Paul: I was going to say that if we think about treating your prospects like customers and your customers like prospects, the one thing that it seems to me happens all too frequently is when you're in front of a prospect you listen really hard to what they're saying because you want to try and understand what the problems are that they might be having, what they need, what they're not getting - and see if you can come up with solutions for them. And you listen actively. We've got a podcast about listening coming up later on in the series. But this is important, because what then happens is as you get more used to your client, or your customer, and the relationship becomes perhaps a little more stale and you start to perhaps take each other a little bit for granted, you don't listen as much as you used to. Obviously when people feel they're not being listened to it breeds some resentment. Then the next thing that happens is the client comes along and says you're not paying attention to me. I want this, I want that, I want the other - and then what agencies are quite inclined to do is make a load of promises. And they make them up on the spot, and they don't necessarily record what they are. And so a month later the client’s thinking, ‘Well they promised to do this, that, and the other, and they haven't done any of it. I now feel like I've got an agency who will say anything, promise everything, and do nothing.

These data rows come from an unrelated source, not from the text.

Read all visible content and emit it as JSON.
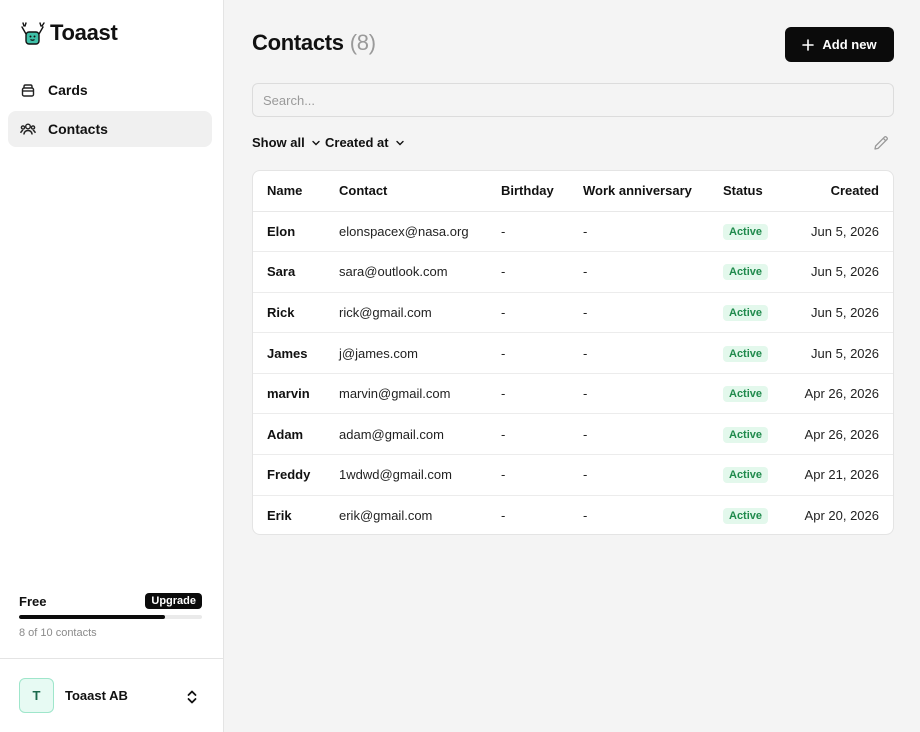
{
  "app": {
    "name": "Toaast"
  },
  "sidebar": {
    "items": [
      {
        "label": "Cards",
        "icon": "cards-icon",
        "active": false
      },
      {
        "label": "Contacts",
        "icon": "users-icon",
        "active": true
      }
    ],
    "plan": {
      "name": "Free",
      "upgrade_label": "Upgrade",
      "caption": "8 of 10 contacts",
      "usage_fraction": 0.8
    },
    "org": {
      "initial": "T",
      "name": "Toaast AB"
    }
  },
  "header": {
    "title": "Contacts",
    "count": "(8)",
    "add_label": "Add new"
  },
  "search": {
    "placeholder": "Search..."
  },
  "filters": {
    "show": "Show all",
    "sort": "Created at"
  },
  "table": {
    "columns": [
      "Name",
      "Contact",
      "Birthday",
      "Work anniversary",
      "Status",
      "Created"
    ],
    "rows": [
      {
        "name": "Elon",
        "contact": "elonspacex@nasa.org",
        "birthday": "-",
        "work": "-",
        "status": "Active",
        "created": "Jun 5, 2026"
      },
      {
        "name": "Sara",
        "contact": "sara@outlook.com",
        "birthday": "-",
        "work": "-",
        "status": "Active",
        "created": "Jun 5, 2026"
      },
      {
        "name": "Rick",
        "contact": "rick@gmail.com",
        "birthday": "-",
        "work": "-",
        "status": "Active",
        "created": "Jun 5, 2026"
      },
      {
        "name": "James",
        "contact": "j@james.com",
        "birthday": "-",
        "work": "-",
        "status": "Active",
        "created": "Jun 5, 2026"
      },
      {
        "name": "marvin",
        "contact": "marvin@gmail.com",
        "birthday": "-",
        "work": "-",
        "status": "Active",
        "created": "Apr 26, 2026"
      },
      {
        "name": "Adam",
        "contact": "adam@gmail.com",
        "birthday": "-",
        "work": "-",
        "status": "Active",
        "created": "Apr 26, 2026"
      },
      {
        "name": "Freddy",
        "contact": "1wdwd@gmail.com",
        "birthday": "-",
        "work": "-",
        "status": "Active",
        "created": "Apr 21, 2026"
      },
      {
        "name": "Erik",
        "contact": "erik@gmail.com",
        "birthday": "-",
        "work": "-",
        "status": "Active",
        "created": "Apr 20, 2026"
      }
    ]
  },
  "colors": {
    "primary": "#0b0b0b",
    "active_badge_bg": "#e3f8ec",
    "active_badge_text": "#1f8a4c",
    "avatar_bg": "#e7faf3",
    "logo_teal": "#3fc0a8"
  }
}
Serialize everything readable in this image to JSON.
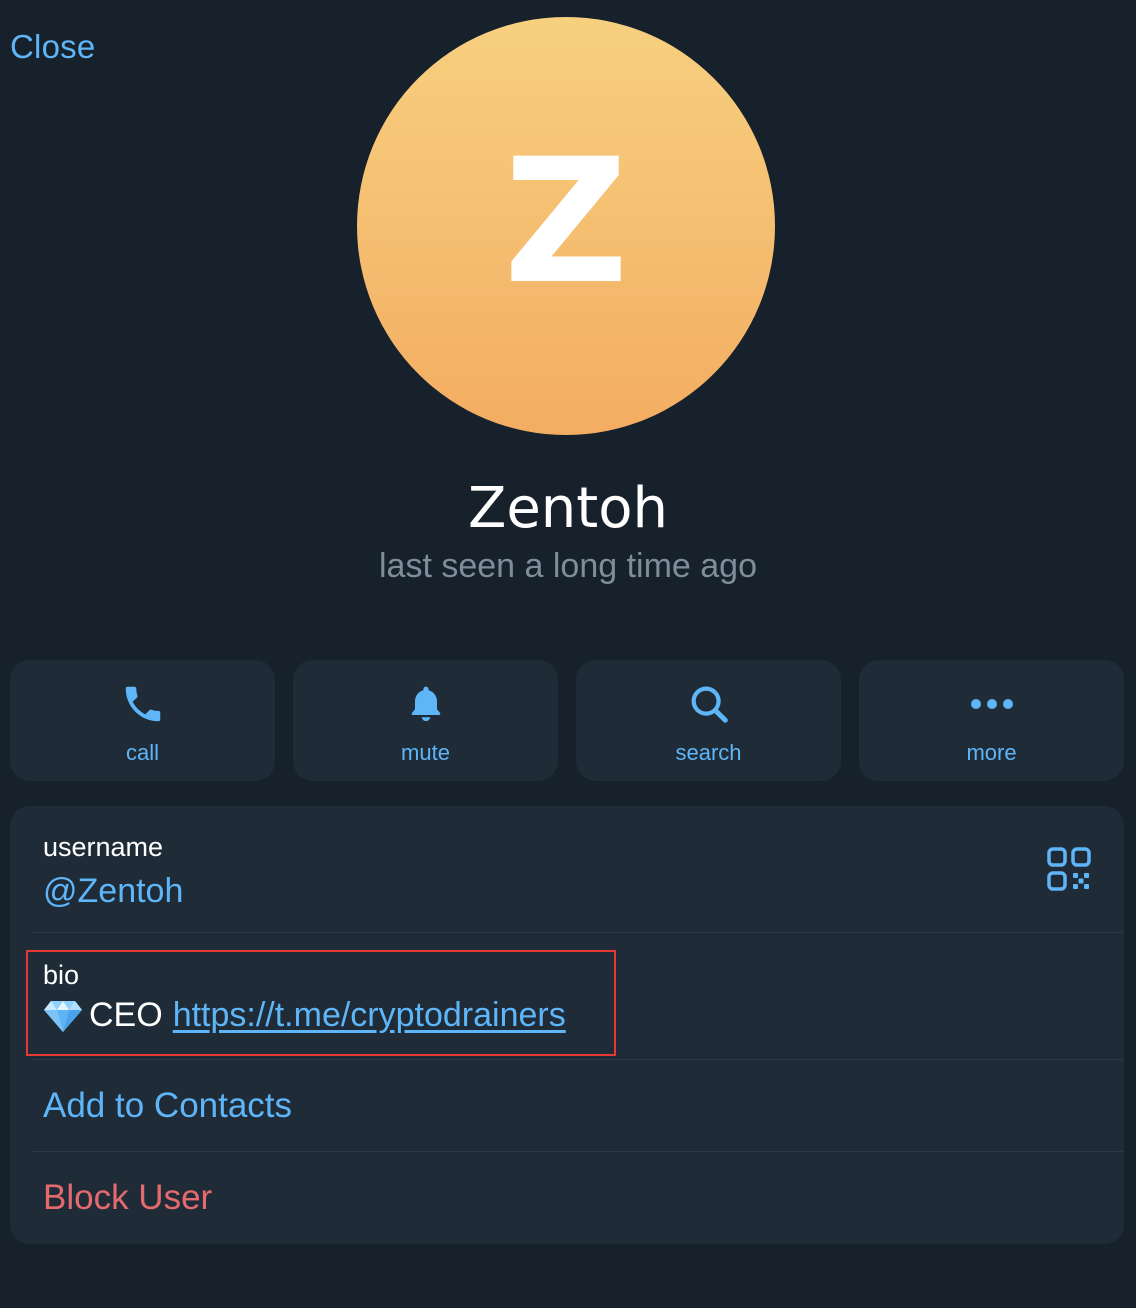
{
  "header": {
    "close_label": "Close"
  },
  "profile": {
    "avatar_letter": "Z",
    "avatar_gradient": [
      "#f7d07f",
      "#f3ad62"
    ],
    "name": "Zentoh",
    "status": "last seen a long time ago"
  },
  "actions": [
    {
      "icon": "phone-icon",
      "label": "call"
    },
    {
      "icon": "bell-icon",
      "label": "mute"
    },
    {
      "icon": "search-icon",
      "label": "search"
    },
    {
      "icon": "more-dots-icon",
      "label": "more"
    }
  ],
  "info": {
    "username_label": "username",
    "username_value": "@Zentoh",
    "qr_icon": "qr-code-icon",
    "bio_label": "bio",
    "bio_emoji": "diamond-icon",
    "bio_text": "CEO",
    "bio_link": "https://t.me/cryptodrainers",
    "highlight_color": "#e53935"
  },
  "menu": {
    "add_contacts": "Add to Contacts",
    "block_user": "Block User"
  },
  "colors": {
    "background": "#17212b",
    "card": "#1f2c38",
    "accent": "#5eb5f7",
    "danger": "#e56a6d",
    "muted": "#7f8d9b"
  }
}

Chalice: That's quite common. We’re very keen to demonstrate how we can add value and overall we’re enthusiastic people; but sometimes that can get us into a spot of bother with service levels.

Paul: Yes. It's called making up stuff in the meeting.

Chalice: Promising the moon on the stick and not delivering it. I think it's worth saying that we go to great lengths to establish a relationship and during the course of the relationship service levels slip sometimes due to things that are outside our direct control influence. And things like budgets change and it's common for the service to decline because there isn't enough budget to warrant the same amount of time input. And that is terrible mistake - because the relationship to begin with is often initiated off the back of a pitch or a prospect meeting, which can cost the agency thousands, and yet we'll find ourselves in a situation where the budgets are reduced, and we don't apply the same level of output during the course of a great relationship that we might do when we're trying to showboat and when a customer is new. My thought on this is that we should always be paying attention to service levels and we should always be continuing to demonstrate added value and we should always make sure the levels of standards are exactly the same during the course of the relationship as they were when we’re prospecting.

Paul: And if we were to translate that into a very simple action - a mantra as you called it at one time - treat your prospects like customers and your customers like prospects is something that people should be able to remember. But even simpler than that: listen. Listen to your prospects of course, because you’re trying to understand them; but continue to listen to your clients - your customers - and really pay attention to what they’re saying to you. Is that not the foundation of a good long term relationship?

Chalice: Absolutely.

Paul: In life as in business. 

Chalice: Absolutely.

Paul: That I think is the summary of that point. What do you reckon?

Chalice: I like it, Paul, thank you very much.

Paul: It's a pleasure. Well I hope people will take that away and find it useful. That was episode one or two of 168 things we've learned about creative marketing we think you'd find useful to know. We're going to be back with another one very shortly, and the topic for next time is ‘There are more questions than answers’, and those listening will know that is the title of a song. Who was the artist who recorded that song? Don't answer Chalice I know you know the answer - there’ll be a small prize for anyone who knows.

Chalice: What's the prize Paul? 

Paul: It's very, very small and there's only one. That will be for the first person to come with the correct answer. Right OK - see you next time.

Chalice: Thanks very much – bye.